The study found that 98% of wealthy households donated to charity in 2009, which is “remarkably consistent” with the percentages from 2005 and 2007, according to a news release from BofA Merrill Lynch. It’s also still common for wealthy households to donate a specific percentage of their income to charitable causes – in 2007, it was approximately 11%, and in 2009, it was just over 9%. Even though these percentages are not drastically different, the overall average gift amounts decreased 35% from 2007 to 2009.
“Charitable giving follows the overall economy,” said Una Osili, Ph.D., director of research for the Center on Philanthropy at Indiana University, which has partnered with BofA Merrill Lynch for the ongoing studies. “When economic conditions improve, charitable giving improves as well.”

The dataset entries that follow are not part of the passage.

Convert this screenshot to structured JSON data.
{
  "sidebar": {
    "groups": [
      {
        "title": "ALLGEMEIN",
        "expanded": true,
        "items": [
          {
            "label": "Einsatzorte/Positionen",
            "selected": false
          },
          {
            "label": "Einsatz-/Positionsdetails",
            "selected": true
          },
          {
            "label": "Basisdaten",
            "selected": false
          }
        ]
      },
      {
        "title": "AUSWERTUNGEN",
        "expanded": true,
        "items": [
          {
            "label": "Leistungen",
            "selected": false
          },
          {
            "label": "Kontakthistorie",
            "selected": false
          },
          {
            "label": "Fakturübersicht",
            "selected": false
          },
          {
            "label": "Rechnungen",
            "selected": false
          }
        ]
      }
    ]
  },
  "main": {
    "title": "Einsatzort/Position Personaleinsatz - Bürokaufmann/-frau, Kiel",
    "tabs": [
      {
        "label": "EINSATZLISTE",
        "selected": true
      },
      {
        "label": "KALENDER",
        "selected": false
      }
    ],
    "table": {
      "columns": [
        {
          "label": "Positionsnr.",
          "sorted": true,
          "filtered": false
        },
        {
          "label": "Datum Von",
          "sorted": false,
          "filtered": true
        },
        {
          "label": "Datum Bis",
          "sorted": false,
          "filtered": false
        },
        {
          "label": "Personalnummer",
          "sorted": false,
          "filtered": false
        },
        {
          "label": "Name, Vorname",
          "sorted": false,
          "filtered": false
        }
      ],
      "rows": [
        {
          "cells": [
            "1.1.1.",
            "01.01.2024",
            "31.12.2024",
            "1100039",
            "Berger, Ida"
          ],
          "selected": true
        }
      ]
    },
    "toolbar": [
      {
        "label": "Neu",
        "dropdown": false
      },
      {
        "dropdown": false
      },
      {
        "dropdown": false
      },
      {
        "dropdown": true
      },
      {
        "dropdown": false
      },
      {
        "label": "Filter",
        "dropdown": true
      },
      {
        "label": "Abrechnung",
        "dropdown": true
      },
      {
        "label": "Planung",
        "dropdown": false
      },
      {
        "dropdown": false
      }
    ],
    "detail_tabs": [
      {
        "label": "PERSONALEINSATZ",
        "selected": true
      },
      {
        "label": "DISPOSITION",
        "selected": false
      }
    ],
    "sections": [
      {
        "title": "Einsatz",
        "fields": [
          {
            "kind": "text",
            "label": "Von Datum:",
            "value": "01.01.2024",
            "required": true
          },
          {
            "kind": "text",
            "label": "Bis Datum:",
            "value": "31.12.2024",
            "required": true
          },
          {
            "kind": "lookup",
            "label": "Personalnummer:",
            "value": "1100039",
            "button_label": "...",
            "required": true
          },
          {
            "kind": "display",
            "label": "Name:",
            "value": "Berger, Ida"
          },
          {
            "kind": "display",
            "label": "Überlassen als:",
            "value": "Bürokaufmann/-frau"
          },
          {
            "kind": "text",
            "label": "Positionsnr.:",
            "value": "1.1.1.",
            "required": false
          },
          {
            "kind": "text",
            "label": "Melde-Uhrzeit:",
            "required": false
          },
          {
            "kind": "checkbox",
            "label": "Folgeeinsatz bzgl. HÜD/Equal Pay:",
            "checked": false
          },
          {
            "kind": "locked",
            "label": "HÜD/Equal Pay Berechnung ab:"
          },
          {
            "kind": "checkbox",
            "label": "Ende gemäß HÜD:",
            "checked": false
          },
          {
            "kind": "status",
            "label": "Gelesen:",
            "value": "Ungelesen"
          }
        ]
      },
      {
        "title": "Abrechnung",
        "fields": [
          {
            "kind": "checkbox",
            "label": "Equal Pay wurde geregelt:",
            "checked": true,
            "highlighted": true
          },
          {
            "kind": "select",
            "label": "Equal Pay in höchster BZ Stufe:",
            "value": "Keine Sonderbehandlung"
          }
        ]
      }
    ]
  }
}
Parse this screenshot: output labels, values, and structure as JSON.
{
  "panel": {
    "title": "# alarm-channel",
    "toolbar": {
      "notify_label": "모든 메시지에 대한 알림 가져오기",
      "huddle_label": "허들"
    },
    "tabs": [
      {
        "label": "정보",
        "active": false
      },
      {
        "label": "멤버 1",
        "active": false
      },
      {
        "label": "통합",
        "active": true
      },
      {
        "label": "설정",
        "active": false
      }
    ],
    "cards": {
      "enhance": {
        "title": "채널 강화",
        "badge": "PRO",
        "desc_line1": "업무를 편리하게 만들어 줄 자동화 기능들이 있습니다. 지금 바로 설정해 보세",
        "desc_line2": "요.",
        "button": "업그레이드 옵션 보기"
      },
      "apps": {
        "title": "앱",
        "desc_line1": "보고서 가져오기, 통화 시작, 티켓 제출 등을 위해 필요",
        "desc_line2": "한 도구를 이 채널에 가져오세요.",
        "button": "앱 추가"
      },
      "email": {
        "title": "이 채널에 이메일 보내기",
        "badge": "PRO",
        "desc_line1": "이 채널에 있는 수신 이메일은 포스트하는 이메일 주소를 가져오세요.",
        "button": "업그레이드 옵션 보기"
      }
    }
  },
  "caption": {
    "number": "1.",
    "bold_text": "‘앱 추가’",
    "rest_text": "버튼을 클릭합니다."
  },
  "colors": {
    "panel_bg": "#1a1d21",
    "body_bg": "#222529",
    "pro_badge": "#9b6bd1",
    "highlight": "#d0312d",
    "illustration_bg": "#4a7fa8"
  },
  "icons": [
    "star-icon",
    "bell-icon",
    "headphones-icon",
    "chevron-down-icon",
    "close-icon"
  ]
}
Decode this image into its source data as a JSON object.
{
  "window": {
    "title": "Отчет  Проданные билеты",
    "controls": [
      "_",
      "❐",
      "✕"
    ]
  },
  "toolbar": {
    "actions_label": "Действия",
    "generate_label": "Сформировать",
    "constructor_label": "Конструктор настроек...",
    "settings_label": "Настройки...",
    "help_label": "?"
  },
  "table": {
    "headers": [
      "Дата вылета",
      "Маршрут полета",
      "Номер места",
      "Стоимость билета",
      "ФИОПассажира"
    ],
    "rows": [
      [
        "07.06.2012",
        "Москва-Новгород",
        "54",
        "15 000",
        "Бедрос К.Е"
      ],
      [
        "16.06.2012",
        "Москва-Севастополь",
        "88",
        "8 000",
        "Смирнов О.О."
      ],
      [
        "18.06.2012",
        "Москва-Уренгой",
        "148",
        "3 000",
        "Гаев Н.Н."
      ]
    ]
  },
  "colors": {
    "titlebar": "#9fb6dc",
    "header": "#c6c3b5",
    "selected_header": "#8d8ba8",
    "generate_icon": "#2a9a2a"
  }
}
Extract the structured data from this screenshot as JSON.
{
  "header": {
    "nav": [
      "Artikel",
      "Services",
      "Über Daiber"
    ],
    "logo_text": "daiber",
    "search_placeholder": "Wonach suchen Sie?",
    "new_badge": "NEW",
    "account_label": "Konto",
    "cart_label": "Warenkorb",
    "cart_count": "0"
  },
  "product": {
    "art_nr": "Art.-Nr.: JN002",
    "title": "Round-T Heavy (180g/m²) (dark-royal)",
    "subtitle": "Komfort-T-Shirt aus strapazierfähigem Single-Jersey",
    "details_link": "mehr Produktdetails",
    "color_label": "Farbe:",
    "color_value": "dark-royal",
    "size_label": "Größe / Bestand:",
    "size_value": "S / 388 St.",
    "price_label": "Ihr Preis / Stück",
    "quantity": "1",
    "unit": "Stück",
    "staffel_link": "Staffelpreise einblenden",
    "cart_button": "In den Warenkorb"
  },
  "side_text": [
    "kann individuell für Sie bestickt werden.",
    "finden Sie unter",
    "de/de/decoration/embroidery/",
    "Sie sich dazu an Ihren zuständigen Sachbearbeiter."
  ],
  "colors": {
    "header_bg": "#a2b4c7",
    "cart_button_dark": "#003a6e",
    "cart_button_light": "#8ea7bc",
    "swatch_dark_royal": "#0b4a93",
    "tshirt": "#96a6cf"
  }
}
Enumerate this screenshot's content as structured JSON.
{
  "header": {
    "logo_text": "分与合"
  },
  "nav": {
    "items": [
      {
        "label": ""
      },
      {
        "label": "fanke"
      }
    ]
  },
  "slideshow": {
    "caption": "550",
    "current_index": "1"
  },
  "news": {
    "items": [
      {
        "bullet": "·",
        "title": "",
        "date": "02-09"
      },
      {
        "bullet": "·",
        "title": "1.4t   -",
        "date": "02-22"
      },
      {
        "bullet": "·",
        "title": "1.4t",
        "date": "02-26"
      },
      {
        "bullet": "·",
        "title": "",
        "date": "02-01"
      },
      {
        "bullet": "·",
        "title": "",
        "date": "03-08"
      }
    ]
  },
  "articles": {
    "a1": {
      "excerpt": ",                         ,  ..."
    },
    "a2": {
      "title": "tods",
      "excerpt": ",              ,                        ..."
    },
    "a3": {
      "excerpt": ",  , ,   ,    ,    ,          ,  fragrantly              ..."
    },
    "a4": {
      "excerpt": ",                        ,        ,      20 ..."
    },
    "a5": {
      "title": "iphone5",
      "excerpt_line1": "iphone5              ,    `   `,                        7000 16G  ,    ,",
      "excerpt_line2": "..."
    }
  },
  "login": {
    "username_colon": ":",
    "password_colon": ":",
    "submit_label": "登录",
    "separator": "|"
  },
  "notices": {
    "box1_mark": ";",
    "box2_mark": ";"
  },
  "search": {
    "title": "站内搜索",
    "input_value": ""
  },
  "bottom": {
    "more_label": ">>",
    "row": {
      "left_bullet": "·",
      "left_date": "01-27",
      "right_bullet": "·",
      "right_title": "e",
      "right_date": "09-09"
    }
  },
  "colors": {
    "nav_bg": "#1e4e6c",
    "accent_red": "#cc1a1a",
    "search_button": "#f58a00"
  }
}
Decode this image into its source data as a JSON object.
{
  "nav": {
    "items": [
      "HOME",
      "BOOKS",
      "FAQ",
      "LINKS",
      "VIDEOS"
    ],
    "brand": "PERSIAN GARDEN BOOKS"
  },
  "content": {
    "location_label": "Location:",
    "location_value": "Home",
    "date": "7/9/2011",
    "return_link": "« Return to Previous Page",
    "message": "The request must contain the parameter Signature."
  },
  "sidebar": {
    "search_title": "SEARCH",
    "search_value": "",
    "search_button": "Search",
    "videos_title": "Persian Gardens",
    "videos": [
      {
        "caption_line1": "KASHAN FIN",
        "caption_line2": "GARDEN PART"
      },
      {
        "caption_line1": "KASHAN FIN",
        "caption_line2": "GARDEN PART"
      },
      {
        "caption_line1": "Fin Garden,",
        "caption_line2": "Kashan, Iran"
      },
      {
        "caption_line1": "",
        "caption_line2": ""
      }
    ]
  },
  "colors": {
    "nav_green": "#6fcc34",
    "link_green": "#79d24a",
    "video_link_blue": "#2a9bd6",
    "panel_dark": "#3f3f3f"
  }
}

High-net-worth households reported that their top motivations for giving were:
- Being moved by how their gift can make a difference (72%)
- Feeling financially secure (71%)
- Giving to an organization that will use their donation efficiently (71%)
- Supporting the same causes or organizations annually (66%)
“These top responses around impact, efficiency and financial security indicate that during these difficult financial times, when community needs are more acute, donors are particularly concerned about whether their contributions are being used effectively. They want to invest their charitable assets wisely in order to get the most bang for their philanthropic buck,” said Claire Costello, national foundation executive at Bank of America Merrill Lynch.
Conversely, there are also reasons why wealthy households would stop giving to a certain organization. The study found the most common reasons to stop giving are:
- Too frequent solicitation/organization asked for inappropriate amount (59%)
- Decided to support other causes (34%)
- Household circumstances changed (e.g., financial, relocation, employment) (29%)
- Organization changed leadership or activities (29%)
Taxes also play a role in giving. About two-thirds (67%) of wealthy households would somewhat or dramatically decrease their charitable contributions if they received zero income tax deductions for their donations; 47% responded this way in 2007.
High-net-worth individuals see their donations as an investment, and one that many do not take lightly. Thirty-five percent of wealthy households said they can tolerate above-average or substantial risk in their personal investments, yet 23% reported high levels of risk tolerance when it comes to their philanthropic investments. Furthermore, while only 10% of households reported they were not willing to take any risk in their personal investing, one quarter (26%) cite being completely risk averse with their philanthropic investments.
“We believe they take less risk with these assets than they do with their personal investments because they understand that their philanthropic capital ought to be invested with appropriate levels of risk given that it is intended for public benefit,” said Costello.
For advisers involved in high-net-worth wealth management, charitable giving should not be overlooked. Consistent with trends observed between the 2006 and 2008 studies, the 2010 study found a 39% increases in donors’ use of financial advisers.